BEGIN DATA FOR THIS EXERCISE

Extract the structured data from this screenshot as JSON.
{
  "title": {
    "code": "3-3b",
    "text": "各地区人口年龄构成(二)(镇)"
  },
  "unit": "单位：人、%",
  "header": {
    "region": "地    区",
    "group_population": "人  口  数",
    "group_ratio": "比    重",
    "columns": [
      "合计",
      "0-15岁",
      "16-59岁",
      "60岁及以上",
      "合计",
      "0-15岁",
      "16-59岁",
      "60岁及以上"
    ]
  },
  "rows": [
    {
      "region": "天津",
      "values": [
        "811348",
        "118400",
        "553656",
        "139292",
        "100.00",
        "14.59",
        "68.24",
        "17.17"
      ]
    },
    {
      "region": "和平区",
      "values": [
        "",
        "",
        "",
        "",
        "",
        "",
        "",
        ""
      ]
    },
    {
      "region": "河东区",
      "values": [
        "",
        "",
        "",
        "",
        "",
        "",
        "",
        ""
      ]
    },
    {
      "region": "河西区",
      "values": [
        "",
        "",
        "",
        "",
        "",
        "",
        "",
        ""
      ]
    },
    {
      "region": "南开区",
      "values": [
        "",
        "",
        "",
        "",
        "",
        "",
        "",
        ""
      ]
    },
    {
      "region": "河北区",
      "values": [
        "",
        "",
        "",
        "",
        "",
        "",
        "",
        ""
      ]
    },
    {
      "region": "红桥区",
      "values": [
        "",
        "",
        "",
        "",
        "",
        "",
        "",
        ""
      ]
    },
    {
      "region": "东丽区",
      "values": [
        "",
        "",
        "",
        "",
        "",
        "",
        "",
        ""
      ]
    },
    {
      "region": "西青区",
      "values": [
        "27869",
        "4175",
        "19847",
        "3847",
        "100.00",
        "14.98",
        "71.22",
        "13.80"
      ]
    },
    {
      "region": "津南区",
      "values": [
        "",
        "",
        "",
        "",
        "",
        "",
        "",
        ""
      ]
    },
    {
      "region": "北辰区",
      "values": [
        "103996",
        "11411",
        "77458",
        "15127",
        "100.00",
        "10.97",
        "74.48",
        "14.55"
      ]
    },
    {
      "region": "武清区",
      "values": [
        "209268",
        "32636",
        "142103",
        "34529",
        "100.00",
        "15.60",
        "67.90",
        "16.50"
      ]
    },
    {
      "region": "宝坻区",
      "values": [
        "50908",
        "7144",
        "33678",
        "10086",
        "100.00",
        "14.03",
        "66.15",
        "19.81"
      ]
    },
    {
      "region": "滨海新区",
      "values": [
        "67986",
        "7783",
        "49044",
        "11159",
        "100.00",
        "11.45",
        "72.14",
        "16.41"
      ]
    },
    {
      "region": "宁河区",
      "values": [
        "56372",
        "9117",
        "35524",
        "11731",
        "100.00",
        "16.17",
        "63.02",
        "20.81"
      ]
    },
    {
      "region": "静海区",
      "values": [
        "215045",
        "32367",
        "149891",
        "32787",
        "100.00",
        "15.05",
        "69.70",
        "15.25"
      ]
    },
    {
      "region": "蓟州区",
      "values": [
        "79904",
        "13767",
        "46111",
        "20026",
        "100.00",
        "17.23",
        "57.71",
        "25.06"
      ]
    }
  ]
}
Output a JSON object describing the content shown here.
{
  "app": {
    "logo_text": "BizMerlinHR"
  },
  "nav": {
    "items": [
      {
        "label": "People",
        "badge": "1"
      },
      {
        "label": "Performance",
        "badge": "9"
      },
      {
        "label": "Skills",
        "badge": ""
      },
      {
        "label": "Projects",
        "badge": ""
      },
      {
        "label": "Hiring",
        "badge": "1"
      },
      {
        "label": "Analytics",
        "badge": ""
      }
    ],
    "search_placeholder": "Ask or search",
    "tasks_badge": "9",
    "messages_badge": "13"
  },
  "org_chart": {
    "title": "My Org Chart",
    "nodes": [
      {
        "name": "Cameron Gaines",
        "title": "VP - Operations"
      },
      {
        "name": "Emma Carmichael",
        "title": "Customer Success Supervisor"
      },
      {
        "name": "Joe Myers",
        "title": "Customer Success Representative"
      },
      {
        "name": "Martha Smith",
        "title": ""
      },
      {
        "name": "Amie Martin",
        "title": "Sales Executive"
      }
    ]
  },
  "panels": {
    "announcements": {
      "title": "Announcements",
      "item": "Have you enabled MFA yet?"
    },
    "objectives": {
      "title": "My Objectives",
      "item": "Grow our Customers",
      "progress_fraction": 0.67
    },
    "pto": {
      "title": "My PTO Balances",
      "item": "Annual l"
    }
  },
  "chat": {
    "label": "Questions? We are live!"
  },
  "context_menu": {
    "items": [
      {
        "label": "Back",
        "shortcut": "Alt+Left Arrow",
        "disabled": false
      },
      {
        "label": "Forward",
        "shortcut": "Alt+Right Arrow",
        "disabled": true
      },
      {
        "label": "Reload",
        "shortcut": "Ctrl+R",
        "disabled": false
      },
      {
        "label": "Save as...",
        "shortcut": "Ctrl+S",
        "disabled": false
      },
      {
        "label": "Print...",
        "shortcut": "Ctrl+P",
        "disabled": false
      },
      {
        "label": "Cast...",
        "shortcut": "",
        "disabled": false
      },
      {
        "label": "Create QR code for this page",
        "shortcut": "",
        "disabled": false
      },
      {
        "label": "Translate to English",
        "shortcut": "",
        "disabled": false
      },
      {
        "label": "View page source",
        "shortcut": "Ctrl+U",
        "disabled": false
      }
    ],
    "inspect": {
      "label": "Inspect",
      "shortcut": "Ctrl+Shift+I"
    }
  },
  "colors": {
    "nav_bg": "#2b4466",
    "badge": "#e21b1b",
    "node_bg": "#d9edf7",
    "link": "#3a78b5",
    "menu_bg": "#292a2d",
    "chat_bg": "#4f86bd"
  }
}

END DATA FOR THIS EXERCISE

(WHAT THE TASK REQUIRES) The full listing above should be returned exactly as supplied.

(THE COMPLETED TASK)
Extract the structured data from this screenshot as JSON.
{
  "title": {
    "code": "3-3b",
    "text": "各地区人口年龄构成(二)(镇)"
  },
  "unit": "单位：人、%",
  "header": {
    "region": "地    区",
    "group_population": "人  口  数",
    "group_ratio": "比    重",
    "columns": [
      "合计",
      "0-15岁",
      "16-59岁",
      "60岁及以上",
      "合计",
      "0-15岁",
      "16-59岁",
      "60岁及以上"
    ]
  },
  "rows": [
    {
      "region": "天津",
      "values": [
        "811348",
        "118400",
        "553656",
        "139292",
        "100.00",
        "14.59",
        "68.24",
        "17.17"
      ]
    },
    {
      "region": "和平区",
      "values": [
        "",
        "",
        "",
        "",
        "",
        "",
        "",
        ""
      ]
    },
    {
      "region": "河东区",
      "values": [
        "",
        "",
        "",
        "",
        "",
        "",
        "",
        ""
      ]
    },
    {
      "region": "河西区",
      "values": [
        "",
        "",
        "",
        "",
        "",
        "",
        "",
        ""
      ]
    },
    {
      "region": "南开区",
      "values": [
        "",
        "",
        "",
        "",
        "",
        "",
        "",
        ""
      ]
    },
    {
      "region": "河北区",
      "values": [
        "",
        "",
        "",
        "",
        "",
        "",
        "",
        ""
      ]
    },
    {
      "region": "红桥区",
      "values": [
        "",
        "",
        "",
        "",
        "",
        "",
        "",
        ""
      ]
    },
    {
      "region": "东丽区",
      "values": [
        "",
        "",
        "",
        "",
        "",
        "",
        "",
        ""
      ]
    },
    {
      "region": "西青区",
      "values": [
        "27869",
        "4175",
        "19847",
        "3847",
        "100.00",
        "14.98",
        "71.22",
        "13.80"
      ]
    },
    {
      "region": "津南区",
      "values": [
        "",
        "",
        "",
        "",
        "",
        "",
        "",
        ""
      ]
    },
    {
      "region": "北辰区",
      "values": [
        "103996",
        "11411",
        "77458",
        "15127",
        "100.00",
        "10.97",
        "74.48",
        "14.55"
      ]
    },
    {
      "region": "武清区",
      "values": [
        "209268",
        "32636",
        "142103",
        "34529",
        "100.00",
        "15.60",
        "67.90",
        "16.50"
      ]
    },
    {
      "region": "宝坻区",
      "values": [
        "50908",
        "7144",
        "33678",
        "10086",
        "100.00",
        "14.03",
        "66.15",
        "19.81"
      ]
    },
    {
      "region": "滨海新区",
      "values": [
        "67986",
        "7783",
        "49044",
        "11159",
        "100.00",
        "11.45",
        "72.14",
        "16.41"
      ]
    },
    {
      "region": "宁河区",
      "values": [
        "56372",
        "9117",
        "35524",
        "11731",
        "100.00",
        "16.17",
        "63.02",
        "20.81"
      ]
    },
    {
      "region": "静海区",
      "values": [
        "215045",
        "32367",
        "149891",
        "32787",
        "100.00",
        "15.05",
        "69.70",
        "15.25"
      ]
    },
    {
      "region": "蓟州区",
      "values": [
        "79904",
        "13767",
        "46111",
        "20026",
        "100.00",
        "17.23",
        "57.71",
        "25.06"
      ]
    }
  ]
}
Output a JSON object describing the content shown here.
{
  "app": {
    "logo_text": "BizMerlinHR"
  },
  "nav": {
    "items": [
      {
        "label": "People",
        "badge": "1"
      },
      {
        "label": "Performance",
        "badge": "9"
      },
      {
        "label": "Skills",
        "badge": ""
      },
      {
        "label": "Projects",
        "badge": ""
      },
      {
        "label": "Hiring",
        "badge": "1"
      },
      {
        "label": "Analytics",
        "badge": ""
      }
    ],
    "search_placeholder": "Ask or search",
    "tasks_badge": "9",
    "messages_badge": "13"
  },
  "org_chart": {
    "title": "My Org Chart",
    "nodes": [
      {
        "name": "Cameron Gaines",
        "title": "VP - Operations"
      },
      {
        "name": "Emma Carmichael",
        "title": "Customer Success Supervisor"
      },
      {
        "name": "Joe Myers",
        "title": "Customer Success Representative"
      },
      {
        "name": "Martha Smith",
        "title": ""
      },
      {
        "name": "Amie Martin",
        "title": "Sales Executive"
      }
    ]
  },
  "panels": {
    "announcements": {
      "title": "Announcements",
      "item": "Have you enabled MFA yet?"
    },
    "objectives": {
      "title": "My Objectives",
      "item": "Grow our Customers",
      "progress_fraction": 0.67
    },
    "pto": {
      "title": "My PTO Balances",
      "item": "Annual l"
    }
  },
  "chat": {
    "label": "Questions? We are live!"
  },
  "context_menu": {
    "items": [
      {
        "label": "Back",
        "shortcut": "Alt+Left Arrow",
        "disabled": false
      },
      {
        "label": "Forward",
        "shortcut": "Alt+Right Arrow",
        "disabled": true
      },
      {
        "label": "Reload",
        "shortcut": "Ctrl+R",
        "disabled": false
      },
      {
        "label": "Save as...",
        "shortcut": "Ctrl+S",
        "disabled": false
      },
      {
        "label": "Print...",
        "shortcut": "Ctrl+P",
        "disabled": false
      },
      {
        "label": "Cast...",
        "shortcut": "",
        "disabled": false
      },
      {
        "label": "Create QR code for this page",
        "shortcut": "",
        "disabled": false
      },
      {
        "label": "Translate to English",
        "shortcut": "",
        "disabled": false
      },
      {
        "label": "View page source",
        "shortcut": "Ctrl+U",
        "disabled": false
      }
    ],
    "inspect": {
      "label": "Inspect",
      "shortcut": "Ctrl+Shift+I"
    }
  },
  "colors": {
    "nav_bg": "#2b4466",
    "badge": "#e21b1b",
    "node_bg": "#d9edf7",
    "link": "#3a78b5",
    "menu_bg": "#292a2d",
    "chat_bg": "#4f86bd"
  }
}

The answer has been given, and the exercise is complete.